Former MP for Madang Open and anti-corruption campaigner Bryan Kramer has filed a Supreme Court appeal against a National Court ruling dismissing his application for leave to review a Leadership Tribunal’s decision to dismiss him from office.
His appeal to the Supreme Court follows the refusal of a leave to review application in the National Court presided by Justice John Carey on August 18.
Kramer said in a statement that he had filed an application on the 23 May 2023 in the National Court to review the decision of the Leadership Tribunal.
He later withdrew this and refiled on June 30.
The refiled application raised nine primary grounds, including breach of natural justice, procedural unfairness, apprehension of bias in being denied a fair hearing, unreasonableness and being oppressive and harsh and not “reasonably justifiable in a democratic society”.
After waiting almost three months for a judge to hear his leave application, the matter was listed before Justice John Carey on August 18. However, straight after hearing detailed submission from counsels, Justice Carey delivered an oral judgement refusing Kramer’s application.
Justice Carey ruled that Kramer had not satisfied all the requirements, in particular an arguable case
Further nine grounds
Kramer is now appealing the judge’s ruling on a further nine grounds that include an allegation that the judge had failed to properly deliver a reasoned judicial decision.
He will submit that the judge had erred in directing Kramer’s counsel to narrow his submissions to the ground of apprehension of bias to the exclusion of the issues raised in the eight other grounds.

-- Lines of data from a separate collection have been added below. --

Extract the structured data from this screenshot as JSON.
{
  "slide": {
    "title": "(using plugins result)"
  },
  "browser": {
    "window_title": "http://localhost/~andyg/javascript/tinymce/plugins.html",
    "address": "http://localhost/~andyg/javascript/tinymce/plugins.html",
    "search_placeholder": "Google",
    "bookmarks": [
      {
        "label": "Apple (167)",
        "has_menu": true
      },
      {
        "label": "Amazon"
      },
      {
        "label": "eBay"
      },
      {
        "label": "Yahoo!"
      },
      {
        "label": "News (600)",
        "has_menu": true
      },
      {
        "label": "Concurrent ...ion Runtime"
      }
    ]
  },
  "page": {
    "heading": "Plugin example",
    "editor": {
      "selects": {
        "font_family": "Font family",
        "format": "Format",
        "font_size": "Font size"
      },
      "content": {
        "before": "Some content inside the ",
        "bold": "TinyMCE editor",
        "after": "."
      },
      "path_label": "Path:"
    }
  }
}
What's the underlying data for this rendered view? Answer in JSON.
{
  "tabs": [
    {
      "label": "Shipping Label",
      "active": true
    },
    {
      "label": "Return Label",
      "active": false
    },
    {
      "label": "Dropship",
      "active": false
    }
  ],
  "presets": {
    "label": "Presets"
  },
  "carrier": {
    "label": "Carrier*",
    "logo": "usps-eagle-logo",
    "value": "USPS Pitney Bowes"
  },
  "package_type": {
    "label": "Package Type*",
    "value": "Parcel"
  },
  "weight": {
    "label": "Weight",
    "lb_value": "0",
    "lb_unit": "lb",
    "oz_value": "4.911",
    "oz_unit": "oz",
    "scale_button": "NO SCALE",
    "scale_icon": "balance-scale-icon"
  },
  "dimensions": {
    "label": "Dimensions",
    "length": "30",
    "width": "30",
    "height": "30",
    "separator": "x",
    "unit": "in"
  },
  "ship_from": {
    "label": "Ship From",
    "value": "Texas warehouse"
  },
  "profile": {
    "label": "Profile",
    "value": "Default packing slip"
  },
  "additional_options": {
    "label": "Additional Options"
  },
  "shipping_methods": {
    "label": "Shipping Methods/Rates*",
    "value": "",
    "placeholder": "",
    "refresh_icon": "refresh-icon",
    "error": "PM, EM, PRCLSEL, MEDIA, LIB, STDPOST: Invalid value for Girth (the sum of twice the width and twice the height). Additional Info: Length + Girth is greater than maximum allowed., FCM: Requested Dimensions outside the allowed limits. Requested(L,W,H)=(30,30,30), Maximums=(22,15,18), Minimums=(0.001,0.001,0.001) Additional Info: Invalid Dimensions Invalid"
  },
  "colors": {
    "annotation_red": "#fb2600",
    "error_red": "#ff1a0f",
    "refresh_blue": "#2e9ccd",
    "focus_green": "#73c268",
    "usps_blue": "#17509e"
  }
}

Further, the judge had failed to consider specific matters raised in each of nine grounds.
The judge had delivered two judgments, the first oral and the second published without indicating to parties, and that was altered and expounded on the reasons in the oral judgement.
He was dismissed in May this year by a a Leadership Tribunal comprising Justice Lawrence Kangwia and senior Magistrates Josephine Nidue and Edward Komia.
The Tribunal found him guilty on seven of thirteen allegations of misconduct in office
Five of the seven misconduct charges were in relation to decisions concerning the Madang District Development Authority (DDA) that he had failed to comply with legislative administrative requirements, and the misapplication of district funds to which they could not be lawfully applied.
The remaining two misconduct charges were in relation to his Facebook publications that were found to have “scandalised the judiciary”.
The background of the two charges of him scandalising the judiciary were that in October 2019 he had published a three-part series of articles on Facebook concerning an arrest warrant against former Prime Minister Peter O’Neill.
The first charge was over part of his publication insinuating a conflict of interest by Chief Justice Sir Gibbs Salika in publishing the words “a relevant matter to note is that the Chief Justice was only recently appointed by O’Neill late last year”.
The second charge was over publishing the words “What was not anticipated was that O’Neill and his lawyers would solicit the assistance from the Chief Justice and desperate enough to submit fabricated documents to mislead the court that the warrant was defective as a means to obtain a stay order”.
The Tribunal had recommended by majority that Kramer pay a fine of K2000 (about NZ$922) for each for the five charges in relation to the Madang District Development Authority as they were decisions made by the DDA Board and not Kramer alone.
However, it recommended unanimously for his dismissal from office in relation to his Facebook publications in scandalising the judiciary.
Pacific Media Watch reports that in a profile by The Guardian in 2019, Bryan Kramer — BK as he is known — was described as a “rising star in PNG politics” and as an anti-corruption campaigner who was instrumental in bringing to light the UBS scandal that helped to bring down former Prime Minister Peter O’Neill’s leadership.
Republished from the PNG Post-Courier with permission.
Article by AsiaPacificReport.nz